Reprinted from yesterday late editions.

David Amram had an interesting idea when he decided to base his new composition, "The Trail of Beauty," on "poetry, prayers and speeches of native American peoples" and to use motifs from Indian music liberally in his composition.

It was, however, an idea that others have had, at least in part, before him. That was evident, Monday at the Kennedy Center, when the Philadelphia Orchestra gave the work its Washington premiere. Sometimes it was evident in a cadence, a fragment of a phrase that could almost have been an allusion to Dvorak. But it stood out particularly at the beginning of the work's second movement. "Thanks to the Earth Where Men Dwell," when the bass drum began softly, joined by the tom-tom, bells and other percussions and finally the winds in a rhythmic orgy that recalled every cowboys-and-Indians soundtrack ever composed.
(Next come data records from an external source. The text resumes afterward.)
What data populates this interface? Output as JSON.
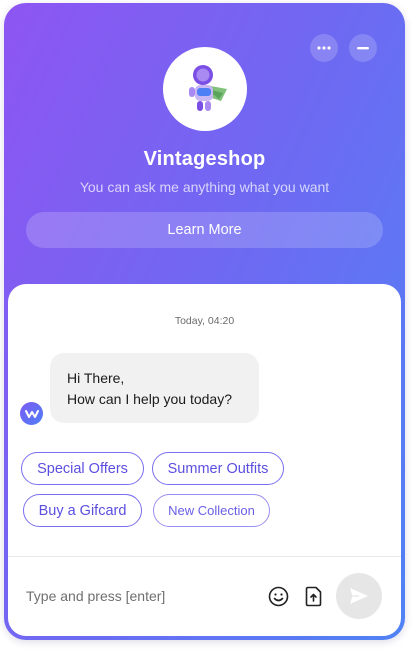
{
  "header": {
    "title": "Vintageshop",
    "subtitle": "You can ask me anything what you want",
    "learn_more_label": "Learn More",
    "more_icon": "more-horizontal-icon",
    "minimize_icon": "minimize-icon",
    "avatar_icon": "astronaut-mascot-icon"
  },
  "chat": {
    "timestamp": "Today, 04:20",
    "messages": [
      {
        "sender": "bot",
        "lines": [
          "Hi There,",
          "How can I help you today?"
        ]
      }
    ],
    "bot_avatar_icon": "bot-logo-icon"
  },
  "quick_replies": [
    "Special Offers",
    "Summer Outfits",
    "Buy a Gifcard",
    "New Collection"
  ],
  "composer": {
    "placeholder": "Type and press [enter]",
    "value": "",
    "emoji_icon": "smiley-icon",
    "upload_icon": "file-upload-icon",
    "send_icon": "send-icon"
  },
  "colors": {
    "gradient_start": "#8e55f3",
    "gradient_end": "#4f82f5",
    "chip_border": "#7a6ff0",
    "chip_text": "#5b4fe0",
    "bubble_bg": "#f1f1f1",
    "send_bg": "#e6e6e6"
  }
}
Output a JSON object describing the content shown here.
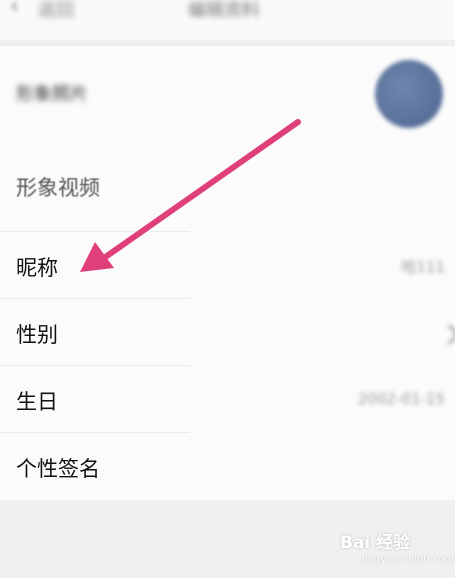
{
  "topbar": {
    "back_icon": "chevron-left-icon",
    "back_label": "返回",
    "title": "编辑资料"
  },
  "profile_photo": {
    "label": "形象照片"
  },
  "rows": [
    {
      "label": "形象视频",
      "value": ""
    },
    {
      "label": "昵称",
      "value": "哈111"
    },
    {
      "label": "性别",
      "value": ""
    },
    {
      "label": "生日",
      "value": "2002-01-15"
    },
    {
      "label": "个性签名",
      "value": ""
    }
  ],
  "annotation": {
    "arrow_color": "#e0407a"
  },
  "watermark": {
    "text": "Bai 经验",
    "sub": "jingyan.baidu.com"
  }
}
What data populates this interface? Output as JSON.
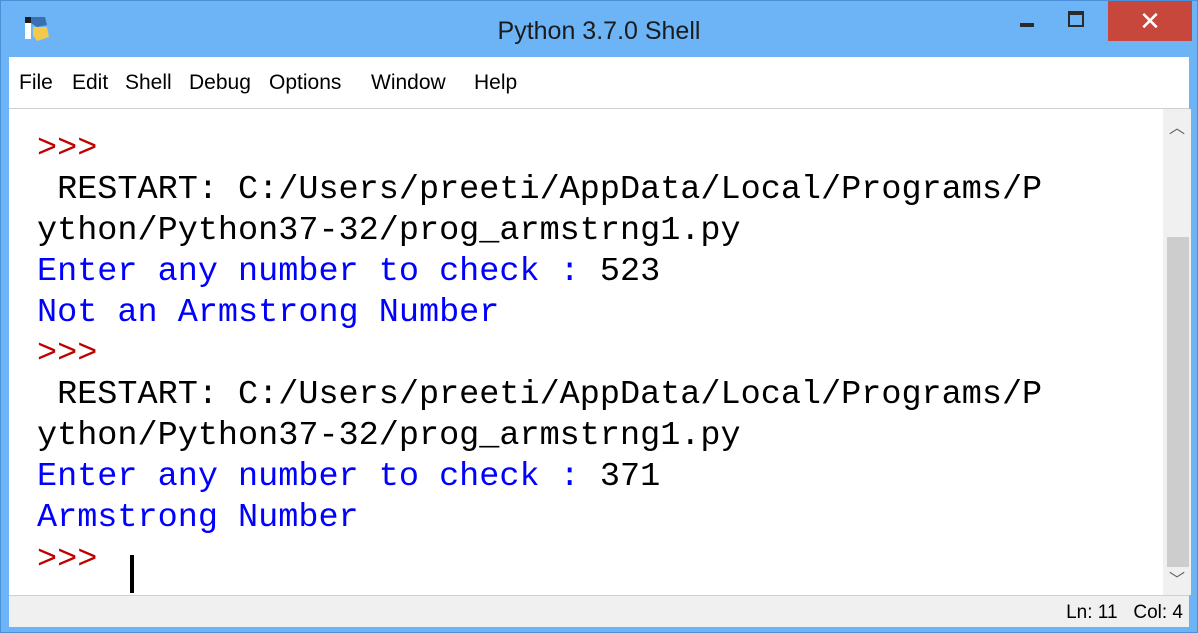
{
  "window": {
    "title": "Python 3.7.0 Shell",
    "close_glyph": "✕"
  },
  "menu": [
    "File",
    "Edit",
    "Shell",
    "Debug",
    "Options",
    "Window",
    "Help"
  ],
  "shell": {
    "lines": [
      {
        "type": "prompt",
        "text": ">>>"
      },
      {
        "type": "restart",
        "text": " RESTART: C:/Users/preeti/AppData/Local/Programs/P"
      },
      {
        "type": "restart",
        "text": "ython/Python37-32/prog_armstrng1.py"
      },
      {
        "type": "input",
        "text": "Enter any number to check : ",
        "value": "523"
      },
      {
        "type": "output",
        "text": "Not an Armstrong Number"
      },
      {
        "type": "prompt",
        "text": ">>>"
      },
      {
        "type": "restart",
        "text": " RESTART: C:/Users/preeti/AppData/Local/Programs/P"
      },
      {
        "type": "restart",
        "text": "ython/Python37-32/prog_armstrng1.py"
      },
      {
        "type": "input",
        "text": "Enter any number to check : ",
        "value": "371"
      },
      {
        "type": "output",
        "text": "Armstrong Number"
      },
      {
        "type": "prompt",
        "text": ">>> "
      }
    ]
  },
  "status": {
    "ln": "Ln: 11",
    "col": "Col: 4"
  },
  "colors": {
    "titlebar": "#6cb4f6",
    "close_button": "#c7473c",
    "prompt": "#c00000",
    "output": "#0000ff"
  }
}
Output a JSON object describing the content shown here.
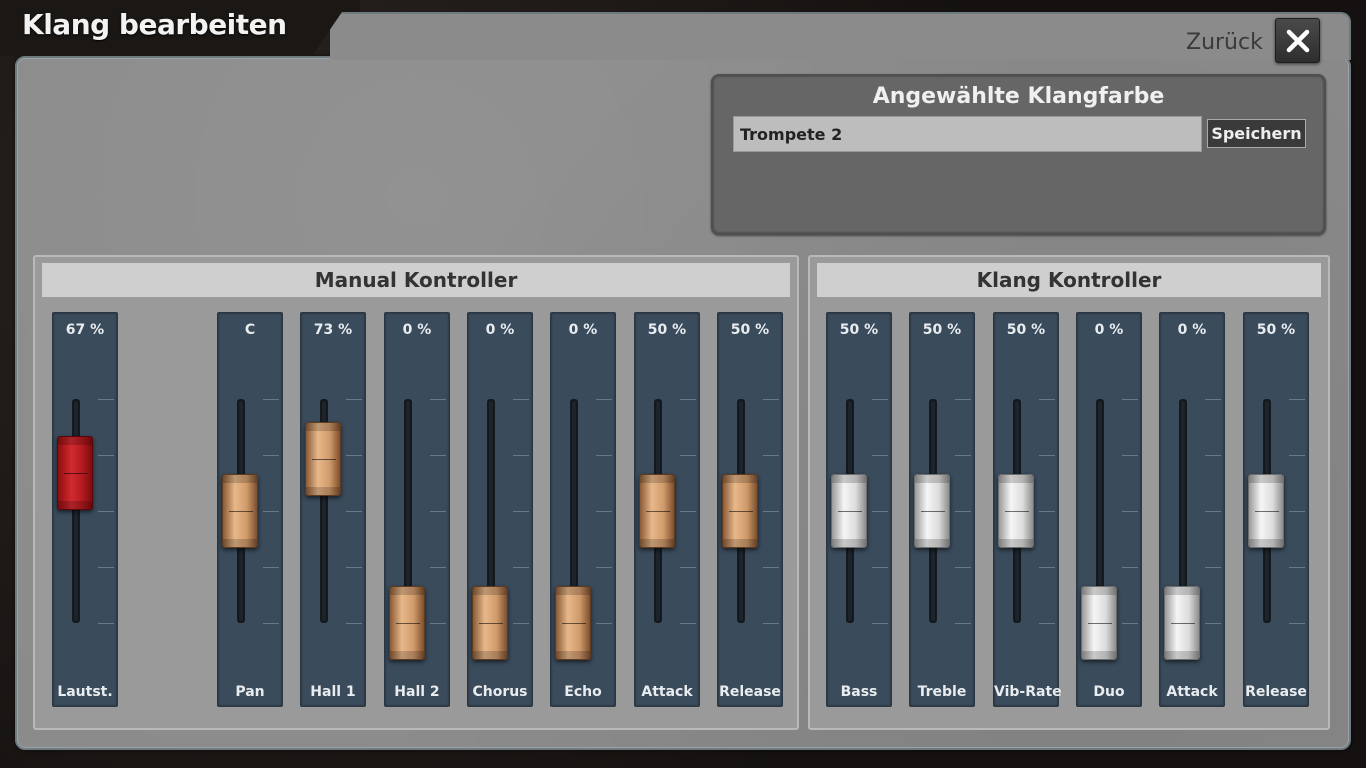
{
  "window": {
    "title": "Klang bearbeiten",
    "back_label": "Zurück",
    "close_icon": "close-icon"
  },
  "selected_sound": {
    "title": "Angewählte Klangfarbe",
    "name": "Trompete 2",
    "save_label": "Speichern"
  },
  "colors": {
    "panel": "#8b8b8b",
    "controller_bg": "#3a4b5c",
    "knob_volume": "#c41e23",
    "knob_manual": "#d9a577",
    "knob_sound": "#e6e6e6"
  },
  "manual_group": {
    "title": "Manual Kontroller",
    "controls": [
      {
        "label": "Lautst.",
        "value_text": "67 %",
        "level": 0.67,
        "style": "red"
      },
      {
        "label": "Pan",
        "value_text": "C",
        "level": 0.5,
        "style": "copper"
      },
      {
        "label": "Hall 1",
        "value_text": "73 %",
        "level": 0.73,
        "style": "copper"
      },
      {
        "label": "Hall 2",
        "value_text": "0 %",
        "level": 0.0,
        "style": "copper"
      },
      {
        "label": "Chorus",
        "value_text": "0 %",
        "level": 0.0,
        "style": "copper"
      },
      {
        "label": "Echo",
        "value_text": "0 %",
        "level": 0.0,
        "style": "copper"
      },
      {
        "label": "Attack",
        "value_text": "50 %",
        "level": 0.5,
        "style": "copper"
      },
      {
        "label": "Release",
        "value_text": "50 %",
        "level": 0.5,
        "style": "copper"
      }
    ]
  },
  "sound_group": {
    "title": "Klang Kontroller",
    "controls": [
      {
        "label": "Bass",
        "value_text": "50 %",
        "level": 0.5,
        "style": "silver"
      },
      {
        "label": "Treble",
        "value_text": "50 %",
        "level": 0.5,
        "style": "silver"
      },
      {
        "label": "Vib-Rate",
        "value_text": "50 %",
        "level": 0.5,
        "style": "silver"
      },
      {
        "label": "Duo",
        "value_text": "0 %",
        "level": 0.0,
        "style": "silver"
      },
      {
        "label": "Attack",
        "value_text": "0 %",
        "level": 0.0,
        "style": "silver"
      },
      {
        "label": "Release",
        "value_text": "50 %",
        "level": 0.5,
        "style": "silver"
      }
    ]
  }
}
This music exists, of course, on a totally different level, and its relation to more commercial uses of similar motifs was more one of exorcism than of evocation; that point emerges when you see the work as a whole, particularly the opening section (which returns at the end) evoking the total life-cycle in its relation to natural beauty. "Haunting" is the word for this music, and even more for the long passage in the final movement which uses Chief Seattle's words to express the Red Man's relation to the land, with an admonition to the white usurper: "The very dust on which you now stand . . . / At night when the streets of your cities and villages are silent / They will throng with the returning hosts / That once filled and still love this beautiful land."